→ **EXERCISE AIM**:
Search the material for the string "entries", then return every line where it is found.

→ **DATA**:
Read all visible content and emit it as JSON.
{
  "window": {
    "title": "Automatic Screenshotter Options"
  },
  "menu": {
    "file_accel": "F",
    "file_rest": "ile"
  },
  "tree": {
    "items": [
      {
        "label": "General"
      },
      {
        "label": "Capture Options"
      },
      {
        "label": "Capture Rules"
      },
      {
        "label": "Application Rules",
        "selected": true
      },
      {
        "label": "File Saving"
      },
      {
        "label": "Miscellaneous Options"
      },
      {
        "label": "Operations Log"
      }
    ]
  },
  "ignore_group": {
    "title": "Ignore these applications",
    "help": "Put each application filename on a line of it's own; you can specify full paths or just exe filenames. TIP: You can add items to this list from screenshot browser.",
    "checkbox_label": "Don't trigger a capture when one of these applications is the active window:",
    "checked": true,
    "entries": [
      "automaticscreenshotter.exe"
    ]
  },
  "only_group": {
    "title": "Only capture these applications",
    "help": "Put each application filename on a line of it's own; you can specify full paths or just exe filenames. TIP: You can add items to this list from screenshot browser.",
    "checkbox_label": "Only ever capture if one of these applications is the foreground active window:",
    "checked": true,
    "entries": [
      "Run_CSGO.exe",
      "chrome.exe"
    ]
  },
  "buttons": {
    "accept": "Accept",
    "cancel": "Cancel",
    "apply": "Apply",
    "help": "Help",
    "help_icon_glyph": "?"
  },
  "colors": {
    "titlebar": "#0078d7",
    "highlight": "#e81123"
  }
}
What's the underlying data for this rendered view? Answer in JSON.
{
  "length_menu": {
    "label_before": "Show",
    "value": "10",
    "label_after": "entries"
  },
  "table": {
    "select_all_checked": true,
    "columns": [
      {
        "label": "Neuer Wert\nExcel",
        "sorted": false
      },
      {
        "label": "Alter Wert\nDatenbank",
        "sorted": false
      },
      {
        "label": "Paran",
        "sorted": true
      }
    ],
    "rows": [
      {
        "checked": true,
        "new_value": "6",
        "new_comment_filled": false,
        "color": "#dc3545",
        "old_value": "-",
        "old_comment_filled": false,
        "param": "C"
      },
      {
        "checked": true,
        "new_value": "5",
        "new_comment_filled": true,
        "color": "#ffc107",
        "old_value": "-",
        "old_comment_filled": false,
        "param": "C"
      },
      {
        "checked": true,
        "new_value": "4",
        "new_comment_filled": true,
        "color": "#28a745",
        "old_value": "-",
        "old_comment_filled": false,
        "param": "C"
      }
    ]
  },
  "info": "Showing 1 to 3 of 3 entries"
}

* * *

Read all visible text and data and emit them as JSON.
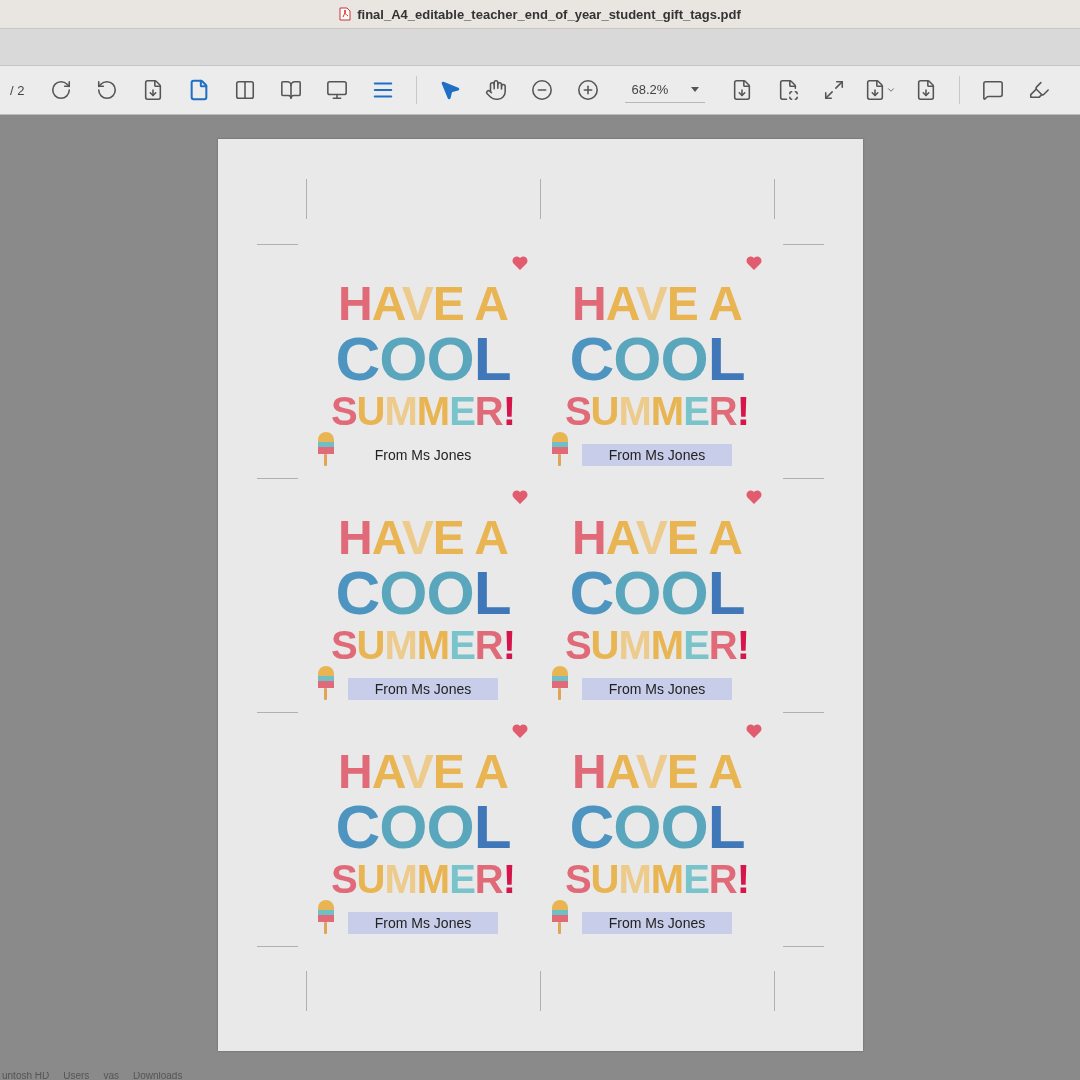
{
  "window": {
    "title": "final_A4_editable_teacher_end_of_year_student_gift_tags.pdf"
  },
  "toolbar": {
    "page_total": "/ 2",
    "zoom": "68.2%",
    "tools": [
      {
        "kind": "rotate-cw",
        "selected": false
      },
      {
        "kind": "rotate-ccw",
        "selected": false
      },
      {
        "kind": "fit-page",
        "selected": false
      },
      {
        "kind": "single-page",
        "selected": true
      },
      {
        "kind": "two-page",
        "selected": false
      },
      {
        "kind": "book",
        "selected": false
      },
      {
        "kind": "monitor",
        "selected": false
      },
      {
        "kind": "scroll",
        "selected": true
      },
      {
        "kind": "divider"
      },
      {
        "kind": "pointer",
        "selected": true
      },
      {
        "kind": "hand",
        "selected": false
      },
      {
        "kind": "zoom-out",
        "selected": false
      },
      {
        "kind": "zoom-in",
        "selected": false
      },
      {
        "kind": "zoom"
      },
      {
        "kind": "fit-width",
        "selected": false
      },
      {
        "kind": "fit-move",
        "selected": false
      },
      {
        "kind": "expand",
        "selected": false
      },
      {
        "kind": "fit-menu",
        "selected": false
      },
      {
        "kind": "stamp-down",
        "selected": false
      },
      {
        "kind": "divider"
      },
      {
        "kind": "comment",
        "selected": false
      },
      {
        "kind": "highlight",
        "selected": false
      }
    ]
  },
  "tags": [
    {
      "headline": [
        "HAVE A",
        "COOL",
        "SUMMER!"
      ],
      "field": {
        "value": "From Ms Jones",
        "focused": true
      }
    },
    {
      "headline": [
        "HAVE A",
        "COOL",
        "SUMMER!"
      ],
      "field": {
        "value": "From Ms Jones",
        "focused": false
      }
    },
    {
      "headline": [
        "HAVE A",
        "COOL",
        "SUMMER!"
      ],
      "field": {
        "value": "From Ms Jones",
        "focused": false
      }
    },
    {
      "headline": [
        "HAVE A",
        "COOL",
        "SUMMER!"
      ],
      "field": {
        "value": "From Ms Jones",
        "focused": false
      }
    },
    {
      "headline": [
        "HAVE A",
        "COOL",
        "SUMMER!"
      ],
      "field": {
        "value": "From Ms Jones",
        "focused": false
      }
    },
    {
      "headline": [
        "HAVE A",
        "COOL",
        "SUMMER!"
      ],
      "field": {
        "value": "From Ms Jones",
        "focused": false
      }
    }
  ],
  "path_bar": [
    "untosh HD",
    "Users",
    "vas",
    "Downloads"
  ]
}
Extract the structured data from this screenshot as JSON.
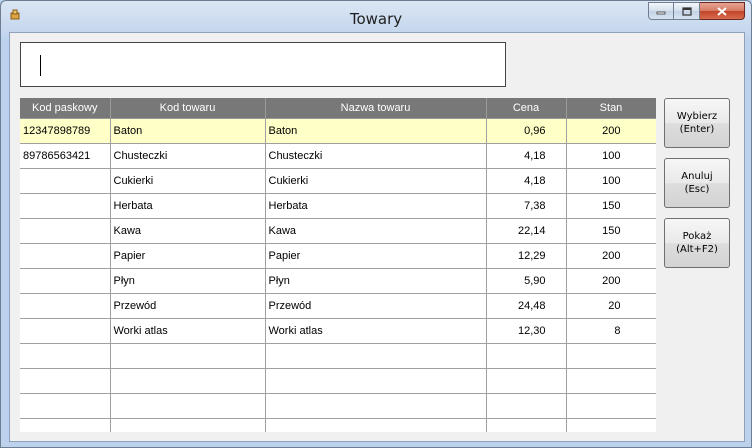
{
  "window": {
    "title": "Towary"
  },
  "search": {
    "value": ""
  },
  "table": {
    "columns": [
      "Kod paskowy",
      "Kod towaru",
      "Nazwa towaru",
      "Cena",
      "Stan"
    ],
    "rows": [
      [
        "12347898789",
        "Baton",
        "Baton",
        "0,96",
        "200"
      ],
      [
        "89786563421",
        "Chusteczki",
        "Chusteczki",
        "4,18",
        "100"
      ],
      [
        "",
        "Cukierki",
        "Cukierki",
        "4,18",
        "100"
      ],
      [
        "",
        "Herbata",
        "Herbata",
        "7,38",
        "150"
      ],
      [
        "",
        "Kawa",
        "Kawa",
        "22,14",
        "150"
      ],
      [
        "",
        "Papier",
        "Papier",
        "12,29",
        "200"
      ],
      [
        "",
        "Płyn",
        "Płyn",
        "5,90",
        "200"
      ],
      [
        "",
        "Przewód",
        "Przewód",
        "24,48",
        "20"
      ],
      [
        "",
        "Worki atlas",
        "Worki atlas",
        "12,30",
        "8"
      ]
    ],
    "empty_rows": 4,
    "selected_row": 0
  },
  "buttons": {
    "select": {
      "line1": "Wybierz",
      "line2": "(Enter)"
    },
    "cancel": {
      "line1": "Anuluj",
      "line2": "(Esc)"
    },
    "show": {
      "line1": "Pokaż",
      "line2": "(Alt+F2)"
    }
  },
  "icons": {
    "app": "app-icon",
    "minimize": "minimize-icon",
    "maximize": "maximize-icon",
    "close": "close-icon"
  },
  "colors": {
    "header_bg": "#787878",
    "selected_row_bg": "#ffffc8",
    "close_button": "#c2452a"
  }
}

→ **ANSWER TO THIS TASK**:
    "entries": [
    "entries": [
    "label_after": "entries"
  "info": "Showing 1 to 3 of 3 entries"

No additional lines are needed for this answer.